One time several staff members attended a movie about the Holocaust with True Parents. It was a graphic, terribly sad and realistic portrayal of the suffering of the prisoners in Auschwitz. When we got to the point where we had entered, we all rose to go. Father remained unmoving and watched all the way through a second time. This is only time I ever saw Father watch a movie twice in a row.

For us, Father’s prison experiences are interesting and moving testimony. This showed me that for Father those experiences are in His bone marrow.

Mother shows me how to walk

I’m from Tennessee and my good-ole-boy walking style – toes pointed outward 45 degrees, loping along kind of like Goofy from the Disney cartoons – didn’t exactly fit True Parents’ image of the gait of a dignified heavenly man. Mother commented often about it and I made efforts to walk in a more dignified manner. Obviously my efforts weren’t completely successful.

One day True Parents and several staff members went on a day trip to a scenic attraction. I walked ahead of True Parents down a wide paved footpath through this park. I guess seeing my country boy walking style was disturbing True Mother, so She left Fathers’ side and ran up to me, grabbing my right arm with both her hands and holding us tightly together shoulder to shoulder, she started showing me how to walk properly, counting “One, two, three, four, one, two, three, four! Now walk like this!”

I was amazed that True Mother would be so concerned with my personal behavior and do such a naturally motherly thing to try to correct my bad habit.

Renovating True Father’s bathroom, Father says NO! Mother says go ahead. Teasing Mother upon Their return and receiving a gift from Father.

I had this encounter with True Parents in 1976.

I went to Parents’ bedroom to ask Them to select some plumbing fixtures and ceramic tiles for a bathroom we were remodeling. Father and Mother were having lunch together alone.

They finished the selection and Mother started asking about Father’s bathroom. Father’s faucets were old and leaky, water spilled onto the floor when He filled His tub and there was no shower. The floor, walls, toilet, tub, and vanity, etc. were in good condition. It only needed changing the faucets and adding a shower.

Mother and I had nearly finished selecting the faucets when Father suddenly said


I was blown away. Any thoughts of doing work in Father’s bathroom evaporated.

The next day I met Mother and she asked me how many days it would take to do the work and told me to prepare the materials.

I was shocked! The pat answer to every question in those days was “Just unite and follow True Parents.”
I wanted to follow True Parents, but I just didn’t know which one of them to follow!

Several weeks later, Parents left on a trip for several days and Paul Fontaine and I did the job. It turned out pretty well and was completed before Parents’ return.

The custom at East Garden was, if practical, to greet True Parents when they returned home. Parents arrived and as Mother entered the foyer She was looking at me for a nod of reassurance that everything went smoothly.

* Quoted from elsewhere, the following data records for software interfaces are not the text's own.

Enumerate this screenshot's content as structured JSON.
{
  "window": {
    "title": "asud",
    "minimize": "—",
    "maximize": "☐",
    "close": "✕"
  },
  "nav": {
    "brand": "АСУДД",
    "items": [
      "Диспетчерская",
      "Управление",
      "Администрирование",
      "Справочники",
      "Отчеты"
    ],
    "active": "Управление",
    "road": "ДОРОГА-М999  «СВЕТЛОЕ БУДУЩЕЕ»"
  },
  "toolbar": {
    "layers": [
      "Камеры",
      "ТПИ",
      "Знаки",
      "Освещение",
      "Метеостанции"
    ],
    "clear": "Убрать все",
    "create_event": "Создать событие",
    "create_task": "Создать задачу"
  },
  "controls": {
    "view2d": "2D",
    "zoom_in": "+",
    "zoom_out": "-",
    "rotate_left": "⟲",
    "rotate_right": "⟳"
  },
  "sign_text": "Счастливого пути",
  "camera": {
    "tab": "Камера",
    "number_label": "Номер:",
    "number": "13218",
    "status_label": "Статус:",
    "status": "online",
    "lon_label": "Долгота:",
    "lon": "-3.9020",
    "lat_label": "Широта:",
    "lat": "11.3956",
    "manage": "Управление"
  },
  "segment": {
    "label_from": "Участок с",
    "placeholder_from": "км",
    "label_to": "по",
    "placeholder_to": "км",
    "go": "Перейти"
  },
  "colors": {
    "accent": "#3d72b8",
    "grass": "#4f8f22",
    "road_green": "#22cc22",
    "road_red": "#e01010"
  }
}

Being the wisecracker that I am, I looked down at the ground shaking my head indicating failure. This gesture definitely peaked Mother’s interest and put a spring in Her step as She and Father headed up stairs to see the “disaster.”

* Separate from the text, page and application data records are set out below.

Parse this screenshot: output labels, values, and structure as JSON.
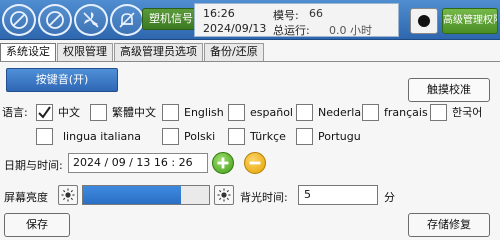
{
  "header": {
    "signal_label": "塑机信号",
    "time": "16:26",
    "date": "2024/09/13",
    "model_label": "模号:",
    "model_value": "66",
    "run_label": "总运行:",
    "run_value": "0.0 小时",
    "advanced_button": "高级管理权限",
    "icons": [
      "no-signal-icon",
      "no-signal-icon",
      "fan-off-icon",
      "alarm-off-icon"
    ],
    "record_icon": "record-icon"
  },
  "tabs": [
    "系统设定",
    "权限管理",
    "高级管理员选项",
    "备份/还原"
  ],
  "active_tab": 0,
  "buttons": {
    "key_sound": "按键音(开)",
    "touch_calibration": "触摸校准",
    "save": "保存",
    "storage_repair": "存储修复"
  },
  "language": {
    "label": "语言:",
    "options": [
      {
        "label": "中文",
        "checked": true
      },
      {
        "label": "繁體中文",
        "checked": false
      },
      {
        "label": "English",
        "checked": false
      },
      {
        "label": "español",
        "checked": false
      },
      {
        "label": "Nederla",
        "checked": false
      },
      {
        "label": "français",
        "checked": false
      },
      {
        "label": "한국어",
        "checked": false
      },
      {
        "label": "lingua italiana",
        "checked": false
      },
      {
        "label": "Polski",
        "checked": false
      },
      {
        "label": "Türkçe",
        "checked": false
      },
      {
        "label": "Portugu",
        "checked": false
      }
    ]
  },
  "datetime": {
    "label": "日期与时间:",
    "value": "2024 / 09 /  13    16 : 26"
  },
  "brightness": {
    "label": "屏幕亮度",
    "level": 0.78
  },
  "backlight": {
    "label": "背光时间:",
    "value": "5",
    "unit": "分"
  },
  "colors": {
    "topbar": "#2e67ad",
    "accent_blue": "#2f67b5",
    "green": "#3f9a14",
    "yellow": "#e2a200"
  }
}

I went down stairs to my room and waited. It was less than five minutes before the message came: “Father wants you to come to His room right away!”
I headed up the stairs to my doom. I met Parents, and for the first time Father said “You did a good job!” They gave me a souvenir from their trip as a gift.

In this story Mother’s motivation was to make Father’s life more convenient by giving him a shower and a bathroom that worked well.

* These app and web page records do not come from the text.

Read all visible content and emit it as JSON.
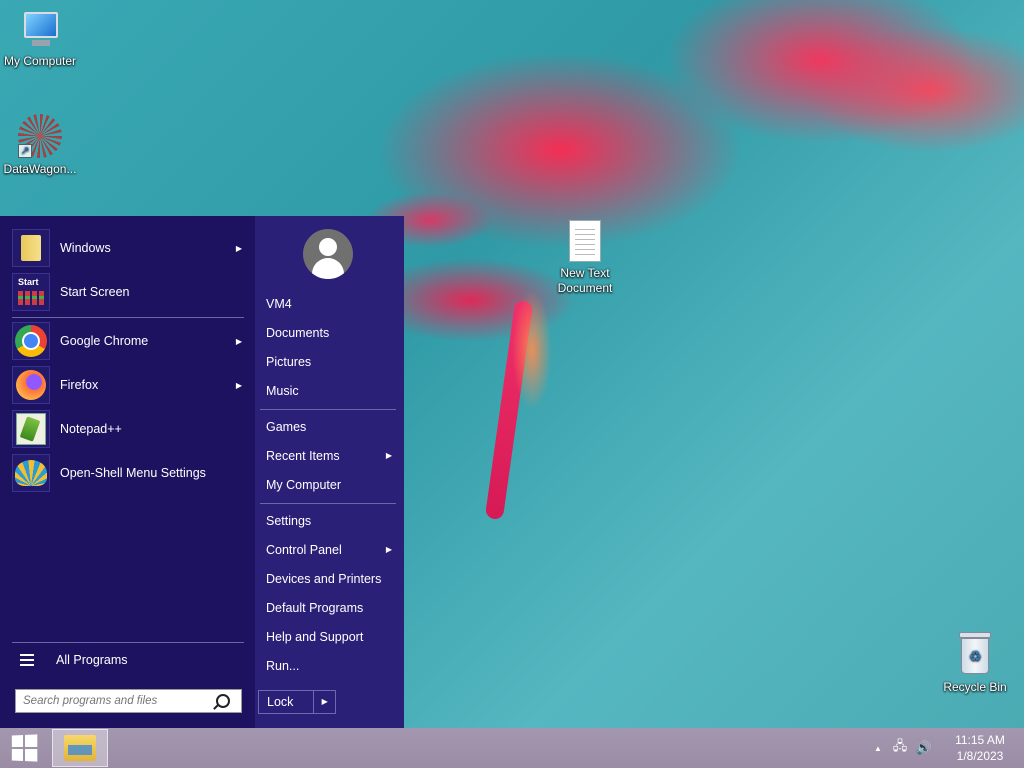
{
  "desktop": {
    "icons": [
      {
        "label": "My Computer"
      },
      {
        "label": "DataWagon..."
      },
      {
        "label": "New Text Document"
      },
      {
        "label": "Recycle Bin"
      }
    ]
  },
  "start_menu": {
    "pinned": [
      {
        "label": "Windows",
        "icon": "folder-icon",
        "has_submenu": true
      },
      {
        "label": "Start Screen",
        "icon": "start-screen-icon",
        "icon_text": "Start",
        "has_submenu": false
      }
    ],
    "programs": [
      {
        "label": "Google Chrome",
        "icon": "chrome-icon",
        "has_submenu": true
      },
      {
        "label": "Firefox",
        "icon": "firefox-icon",
        "has_submenu": true
      },
      {
        "label": "Notepad++",
        "icon": "notepad-plus-plus-icon",
        "has_submenu": false
      },
      {
        "label": "Open-Shell Menu Settings",
        "icon": "open-shell-icon",
        "has_submenu": false
      }
    ],
    "all_programs_label": "All Programs",
    "search_placeholder": "Search programs and files",
    "right_items": [
      {
        "label": "VM4",
        "has_submenu": false
      },
      {
        "label": "Documents",
        "has_submenu": false
      },
      {
        "label": "Pictures",
        "has_submenu": false
      },
      {
        "label": "Music",
        "has_submenu": false
      },
      {
        "label": "Games",
        "has_submenu": false
      },
      {
        "label": "Recent Items",
        "has_submenu": true
      },
      {
        "label": "My Computer",
        "has_submenu": false
      },
      {
        "label": "Settings",
        "has_submenu": false
      },
      {
        "label": "Control Panel",
        "has_submenu": true
      },
      {
        "label": "Devices and Printers",
        "has_submenu": false
      },
      {
        "label": "Default Programs",
        "has_submenu": false
      },
      {
        "label": "Help and Support",
        "has_submenu": false
      },
      {
        "label": "Run...",
        "has_submenu": false
      }
    ],
    "lock_label": "Lock",
    "submenu_arrow": "▶"
  },
  "taskbar": {
    "clock_time": "11:15 AM",
    "clock_date": "1/8/2023",
    "tray_icons": [
      "show-hidden-icons-chevron",
      "network-icon",
      "volume-icon"
    ]
  },
  "colors": {
    "menu_left": "#1c1260",
    "menu_right": "#2b2078",
    "taskbar": "#9f93ab",
    "desktop_teal": "#3aa9b4",
    "flower_red": "#e8255f"
  }
}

Father’s motivation was not to have his life and his capacity to do God’s will disrupted by construction work in his personal bathroom.

Even though the direction from Father and Mother was opposite, both wanted to accomplish God’s will.
I had to choose which True Parent to follow. Mother had to be willing to take responsibility if I screwed up this job. And I did too. I had to be ready to accept responsibility for disobeying Father.

We have to be responsible for the choices we make and for the results of choosing to follow someone.